── DATA ──
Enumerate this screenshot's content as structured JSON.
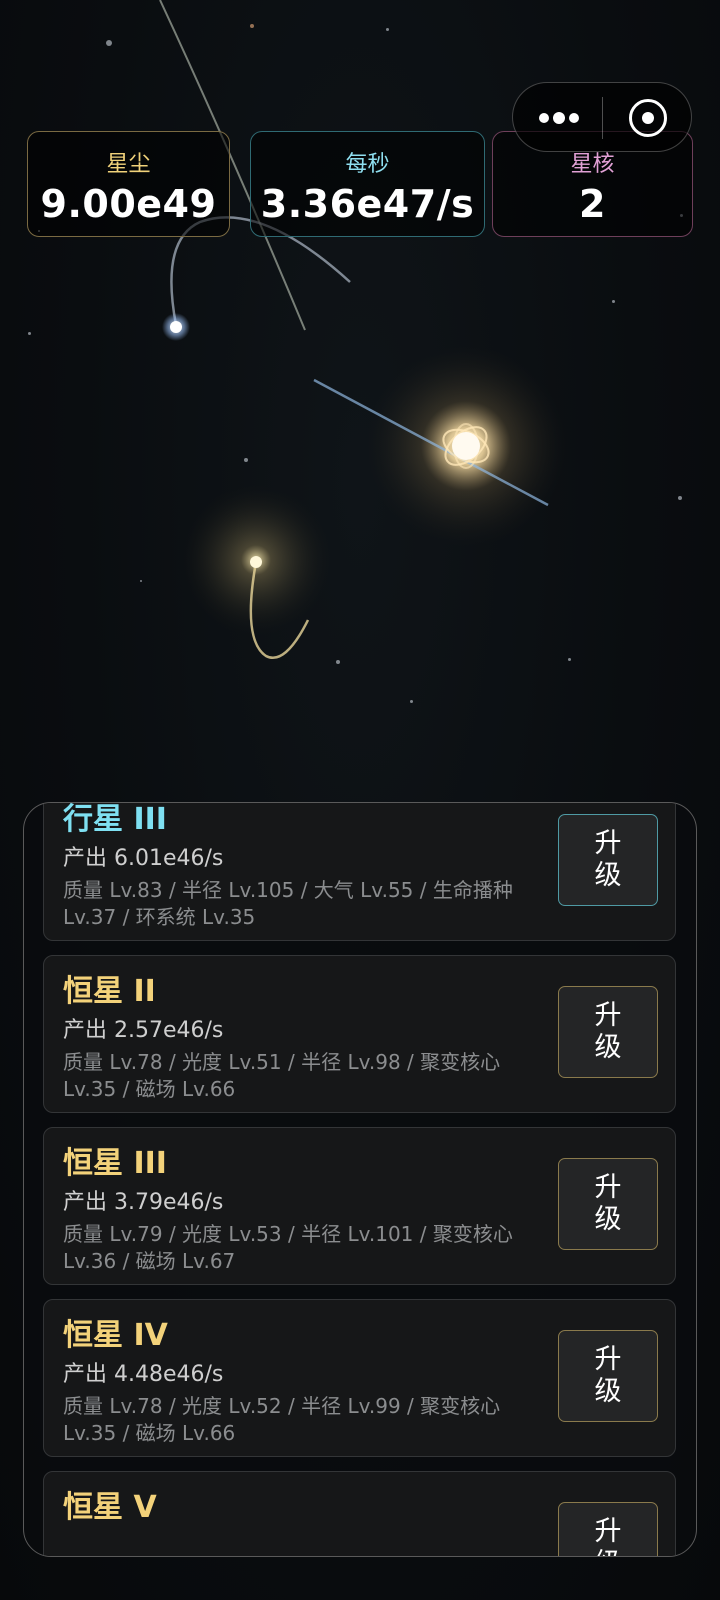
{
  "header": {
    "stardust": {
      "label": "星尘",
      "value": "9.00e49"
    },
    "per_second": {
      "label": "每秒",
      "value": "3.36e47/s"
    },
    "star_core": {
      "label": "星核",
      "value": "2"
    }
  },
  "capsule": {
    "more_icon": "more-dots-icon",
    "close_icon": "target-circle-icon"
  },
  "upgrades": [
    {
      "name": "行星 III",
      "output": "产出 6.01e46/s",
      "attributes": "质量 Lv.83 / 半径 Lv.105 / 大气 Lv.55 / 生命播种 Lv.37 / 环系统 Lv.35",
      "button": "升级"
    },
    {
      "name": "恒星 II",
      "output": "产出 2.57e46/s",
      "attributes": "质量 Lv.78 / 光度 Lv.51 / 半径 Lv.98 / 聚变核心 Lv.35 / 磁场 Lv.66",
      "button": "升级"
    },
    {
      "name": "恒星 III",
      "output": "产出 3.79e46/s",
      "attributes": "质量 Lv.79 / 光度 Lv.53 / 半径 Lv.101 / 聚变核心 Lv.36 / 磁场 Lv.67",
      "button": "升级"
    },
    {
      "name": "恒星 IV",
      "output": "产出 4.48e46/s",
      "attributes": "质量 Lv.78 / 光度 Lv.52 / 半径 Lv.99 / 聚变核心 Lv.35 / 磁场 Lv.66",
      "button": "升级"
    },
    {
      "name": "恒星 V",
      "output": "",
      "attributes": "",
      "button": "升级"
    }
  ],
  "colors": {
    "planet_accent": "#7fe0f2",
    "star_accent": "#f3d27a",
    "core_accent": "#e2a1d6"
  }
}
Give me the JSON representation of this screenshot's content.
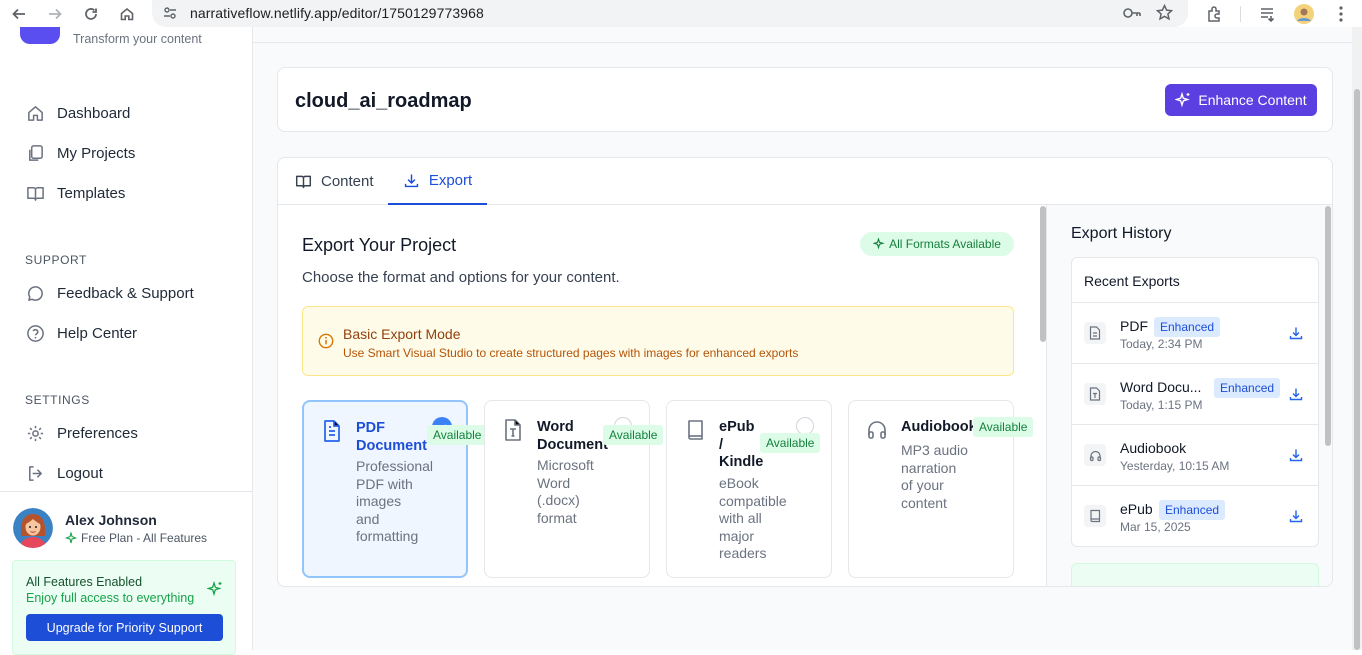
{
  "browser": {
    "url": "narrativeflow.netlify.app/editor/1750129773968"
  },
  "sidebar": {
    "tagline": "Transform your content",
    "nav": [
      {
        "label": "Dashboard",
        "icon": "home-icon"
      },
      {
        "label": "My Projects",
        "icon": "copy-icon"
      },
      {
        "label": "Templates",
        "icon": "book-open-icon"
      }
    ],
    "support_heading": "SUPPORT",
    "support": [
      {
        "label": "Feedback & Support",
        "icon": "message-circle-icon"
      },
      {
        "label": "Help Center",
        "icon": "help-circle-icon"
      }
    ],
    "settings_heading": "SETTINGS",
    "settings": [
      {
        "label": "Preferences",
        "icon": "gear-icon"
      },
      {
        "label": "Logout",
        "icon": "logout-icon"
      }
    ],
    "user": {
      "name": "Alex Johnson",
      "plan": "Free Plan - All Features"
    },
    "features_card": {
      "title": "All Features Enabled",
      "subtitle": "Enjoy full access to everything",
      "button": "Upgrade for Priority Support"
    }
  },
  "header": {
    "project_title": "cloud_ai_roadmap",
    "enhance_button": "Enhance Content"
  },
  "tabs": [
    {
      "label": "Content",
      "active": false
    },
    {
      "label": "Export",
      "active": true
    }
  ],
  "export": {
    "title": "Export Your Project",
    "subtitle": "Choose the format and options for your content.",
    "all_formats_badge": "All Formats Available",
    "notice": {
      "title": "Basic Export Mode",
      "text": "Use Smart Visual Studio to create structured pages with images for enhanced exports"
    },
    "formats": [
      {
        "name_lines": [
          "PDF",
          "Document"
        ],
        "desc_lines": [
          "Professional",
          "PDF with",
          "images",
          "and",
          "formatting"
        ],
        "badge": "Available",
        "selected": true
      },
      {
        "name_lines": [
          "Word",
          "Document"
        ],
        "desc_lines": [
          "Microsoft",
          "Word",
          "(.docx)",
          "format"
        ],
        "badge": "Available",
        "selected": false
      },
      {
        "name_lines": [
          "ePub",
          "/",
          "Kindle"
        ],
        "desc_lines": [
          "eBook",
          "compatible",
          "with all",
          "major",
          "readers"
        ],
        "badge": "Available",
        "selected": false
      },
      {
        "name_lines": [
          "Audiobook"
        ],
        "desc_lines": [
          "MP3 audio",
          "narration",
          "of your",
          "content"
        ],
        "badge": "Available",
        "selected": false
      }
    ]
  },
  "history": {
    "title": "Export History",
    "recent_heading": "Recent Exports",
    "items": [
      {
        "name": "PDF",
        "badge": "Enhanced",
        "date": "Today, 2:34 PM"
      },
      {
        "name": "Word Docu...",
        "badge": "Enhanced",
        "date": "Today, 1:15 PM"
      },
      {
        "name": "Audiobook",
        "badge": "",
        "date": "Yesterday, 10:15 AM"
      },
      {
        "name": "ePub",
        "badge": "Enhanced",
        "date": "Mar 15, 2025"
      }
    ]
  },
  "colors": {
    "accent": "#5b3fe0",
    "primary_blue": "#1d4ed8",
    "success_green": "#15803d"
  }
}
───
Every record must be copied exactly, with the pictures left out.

§ **SOLUTION FOR THIS PROBLEM**
Enumerate this screenshot's content as structured JSON.
{
  "header": {
    "stardust": {
      "label": "星尘",
      "value": "9.00e49"
    },
    "per_second": {
      "label": "每秒",
      "value": "3.36e47/s"
    },
    "star_core": {
      "label": "星核",
      "value": "2"
    }
  },
  "capsule": {
    "more_icon": "more-dots-icon",
    "close_icon": "target-circle-icon"
  },
  "upgrades": [
    {
      "name": "行星 III",
      "output": "产出 6.01e46/s",
      "attributes": "质量 Lv.83 / 半径 Lv.105 / 大气 Lv.55 / 生命播种 Lv.37 / 环系统 Lv.35",
      "button": "升级"
    },
    {
      "name": "恒星 II",
      "output": "产出 2.57e46/s",
      "attributes": "质量 Lv.78 / 光度 Lv.51 / 半径 Lv.98 / 聚变核心 Lv.35 / 磁场 Lv.66",
      "button": "升级"
    },
    {
      "name": "恒星 III",
      "output": "产出 3.79e46/s",
      "attributes": "质量 Lv.79 / 光度 Lv.53 / 半径 Lv.101 / 聚变核心 Lv.36 / 磁场 Lv.67",
      "button": "升级"
    },
    {
      "name": "恒星 IV",
      "output": "产出 4.48e46/s",
      "attributes": "质量 Lv.78 / 光度 Lv.52 / 半径 Lv.99 / 聚变核心 Lv.35 / 磁场 Lv.66",
      "button": "升级"
    },
    {
      "name": "恒星 V",
      "output": "",
      "attributes": "",
      "button": "升级"
    }
  ],
  "colors": {
    "planet_accent": "#7fe0f2",
    "star_accent": "#f3d27a",
    "core_accent": "#e2a1d6"
  }
}
Give me the JSON representation of this screenshot's content.
{
  "browser": {
    "url": "narrativeflow.netlify.app/editor/1750129773968"
  },
  "sidebar": {
    "tagline": "Transform your content",
    "nav": [
      {
        "label": "Dashboard",
        "icon": "home-icon"
      },
      {
        "label": "My Projects",
        "icon": "copy-icon"
      },
      {
        "label": "Templates",
        "icon": "book-open-icon"
      }
    ],
    "support_heading": "SUPPORT",
    "support": [
      {
        "label": "Feedback & Support",
        "icon": "message-circle-icon"
      },
      {
        "label": "Help Center",
        "icon": "help-circle-icon"
      }
    ],
    "settings_heading": "SETTINGS",
    "settings": [
      {
        "label": "Preferences",
        "icon": "gear-icon"
      },
      {
        "label": "Logout",
        "icon": "logout-icon"
      }
    ],
    "user": {
      "name": "Alex Johnson",
      "plan": "Free Plan - All Features"
    },
    "features_card": {
      "title": "All Features Enabled",
      "subtitle": "Enjoy full access to everything",
      "button": "Upgrade for Priority Support"
    }
  },
  "header": {
    "project_title": "cloud_ai_roadmap",
    "enhance_button": "Enhance Content"
  },
  "tabs": [
    {
      "label": "Content",
      "active": false
    },
    {
      "label": "Export",
      "active": true
    }
  ],
  "export": {
    "title": "Export Your Project",
    "subtitle": "Choose the format and options for your content.",
    "all_formats_badge": "All Formats Available",
    "notice": {
      "title": "Basic Export Mode",
      "text": "Use Smart Visual Studio to create structured pages with images for enhanced exports"
    },
    "formats": [
      {
        "name_lines": [
          "PDF",
          "Document"
        ],
        "desc_lines": [
          "Professional",
          "PDF with",
          "images",
          "and",
          "formatting"
        ],
        "badge": "Available",
        "selected": true
      },
      {
        "name_lines": [
          "Word",
          "Document"
        ],
        "desc_lines": [
          "Microsoft",
          "Word",
          "(.docx)",
          "format"
        ],
        "badge": "Available",
        "selected": false
      },
      {
        "name_lines": [
          "ePub",
          "/",
          "Kindle"
        ],
        "desc_lines": [
          "eBook",
          "compatible",
          "with all",
          "major",
          "readers"
        ],
        "badge": "Available",
        "selected": false
      },
      {
        "name_lines": [
          "Audiobook"
        ],
        "desc_lines": [
          "MP3 audio",
          "narration",
          "of your",
          "content"
        ],
        "badge": "Available",
        "selected": false
      }
    ]
  },
  "history": {
    "title": "Export History",
    "recent_heading": "Recent Exports",
    "items": [
      {
        "name": "PDF",
        "badge": "Enhanced",
        "date": "Today, 2:34 PM"
      },
      {
        "name": "Word Docu...",
        "badge": "Enhanced",
        "date": "Today, 1:15 PM"
      },
      {
        "name": "Audiobook",
        "badge": "",
        "date": "Yesterday, 10:15 AM"
      },
      {
        "name": "ePub",
        "badge": "Enhanced",
        "date": "Mar 15, 2025"
      }
    ]
  },
  "colors": {
    "accent": "#5b3fe0",
    "primary_blue": "#1d4ed8",
    "success_green": "#15803d"
  }
}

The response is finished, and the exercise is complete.